Throughout the trip Joel had introduced me to people as a musician from the other side of the world who was going to go back to my people, tell them about the people of Rwanda and help. No pressure. That afternoon we walked across the schoolyard into an empty classroom, joined by a tall, beautiful girl wearing the school’s cobalt and navy garb, where Joel’s introduction was about to become a kind of commission.

Just before he shared her story with me, that of one person laying down their life for another, he uttered these words:

“You must go back to your people and you must write a song,
and I will tell you what the name of the song is going to be.”

He motioned toward the girl.

“This is Albertine.”

Albertine is alive today because of the selfless, sacrificial love of another. Funny thing is, so am I. And now I want to know what it’s like to love other people like that, so have decided to spend my whole life on the experiment.

Feel free to join me. We might just change the world.

gospel of love

I spent some time reading Out of Ur this morning (the conversational companion blog of Leadership Journal) and ran across an old interview/article titled “Donald Miller Isn’t Hip: a gospel for people tired of trying to be cool” (from May 15, 2006). Some of you may recognize the name Donald Miller as the author of several recent books, including Blue Like Jazz, but I don’t think it matters if you’ve heard of him or read any of his books because I think what he says in this interview is still fitting for people today; especially for anyone who has observed the Church – whether from the inside or the outside – become too focused on its “image” (trying to keep it clean, or even cool), and in doing this, has misplaced Jesus’ commandment to love others by putting it after their own agendas and beliefs about who or what is worthy to be loved.

I believe that God’s call (and Christ’s witness) to all of us is that we love others, no matter what.
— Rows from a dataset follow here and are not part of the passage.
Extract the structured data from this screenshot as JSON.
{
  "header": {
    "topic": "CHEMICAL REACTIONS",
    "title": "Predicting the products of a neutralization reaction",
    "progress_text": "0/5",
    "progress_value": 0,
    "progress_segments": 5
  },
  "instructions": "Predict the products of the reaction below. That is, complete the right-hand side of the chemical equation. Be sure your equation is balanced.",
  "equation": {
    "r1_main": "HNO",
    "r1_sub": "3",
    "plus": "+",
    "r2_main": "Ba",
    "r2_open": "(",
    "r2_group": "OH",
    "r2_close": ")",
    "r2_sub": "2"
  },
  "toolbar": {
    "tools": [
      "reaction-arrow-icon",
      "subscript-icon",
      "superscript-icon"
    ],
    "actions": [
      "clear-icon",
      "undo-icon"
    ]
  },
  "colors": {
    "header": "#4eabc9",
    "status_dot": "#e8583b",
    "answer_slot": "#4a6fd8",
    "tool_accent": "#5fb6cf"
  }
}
This is not easy, in fact, it can get really difficult. (Just think about someone you don’t get along with, then think about loving them with the love of Christ…it’s tough, huh?)

Here is a portion of the interview with Donald Miller:
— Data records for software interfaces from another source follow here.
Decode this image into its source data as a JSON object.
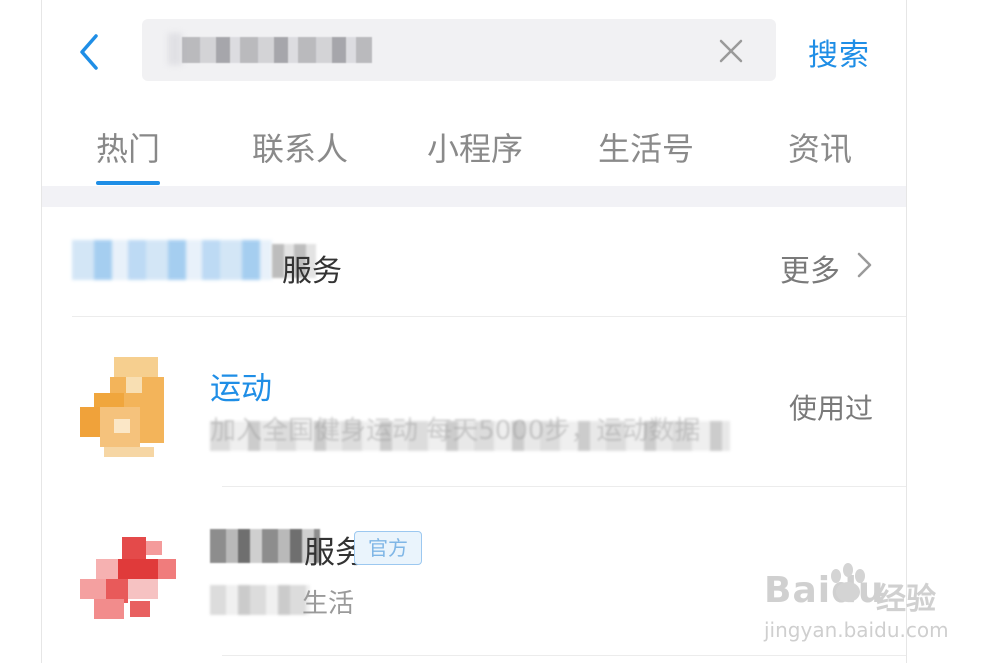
{
  "header": {
    "search_query": "█████",
    "search_button_label": "搜索"
  },
  "tabs": [
    {
      "label": "热门",
      "active": true
    },
    {
      "label": "联系人",
      "active": false
    },
    {
      "label": "小程序",
      "active": false
    },
    {
      "label": "生活号",
      "active": false
    },
    {
      "label": "资讯",
      "active": false
    }
  ],
  "section": {
    "title_suffix": "服务",
    "more_label": "更多"
  },
  "results": [
    {
      "name": "运动",
      "description": "加入全国健身运动 每天5000步，运动数据",
      "status": "使用过",
      "icon": "orange-sneaker-icon",
      "icon_color": "#f2a93b"
    },
    {
      "name_suffix": "服务",
      "badge": "官方",
      "description_suffix": "生活",
      "icon": "red-logo-icon",
      "icon_color": "#e84a4a"
    }
  ],
  "watermark": {
    "logo_text": "Baidu",
    "logo_text_cn": "经验",
    "url": "jingyan.baidu.com"
  },
  "colors": {
    "accent": "#1f8ee6",
    "muted_text": "#7a7a7a",
    "band": "#f2f2f6"
  }
}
You’ve said that the church “uses love as a commodity.” What do you mean?

Miller: We sometimes take a Darwinian approach with love-if we are against somebody’s ideas, we starve them out. If we disagree with somebody’s political ideas, or sexual identity, we just don’t “pay” them. We refuse to “condone the behavior” by offering any love.

This approach has created a Christian culture that is completely unaware what the greater culture thinks of us. We don’t interact with people who don’t validate our ideas. There is nothing revolutionary here. This mindset is hardly a breath of fresh air to a world that uses the exact same kinds of techniques.

What’s the alternative?

Miller: The opposite is biblical love, which loves even enemies, loves unconditionally, and loves liberally. Loving selectively is worldly; giving it freely is miraculous.

If love isn’t a commodity, what is it?

Miller: I think of love like a magnet. When people see it given in the name of God, they’re drawn to it. If I withhold love, then people believe I have met a God that makes me a hateful and vicious person. And they’re repelled.

I have two responsibilities to this world, the first is to love; the second is to speak the truth. I can tell somebody such and such a behavior is sin, and still love them. Why not? Why not bring them food, why not hug them, why not have them over to the house? Won’t this only help them understand the truth?

To read the interview in its entirety, click HERE.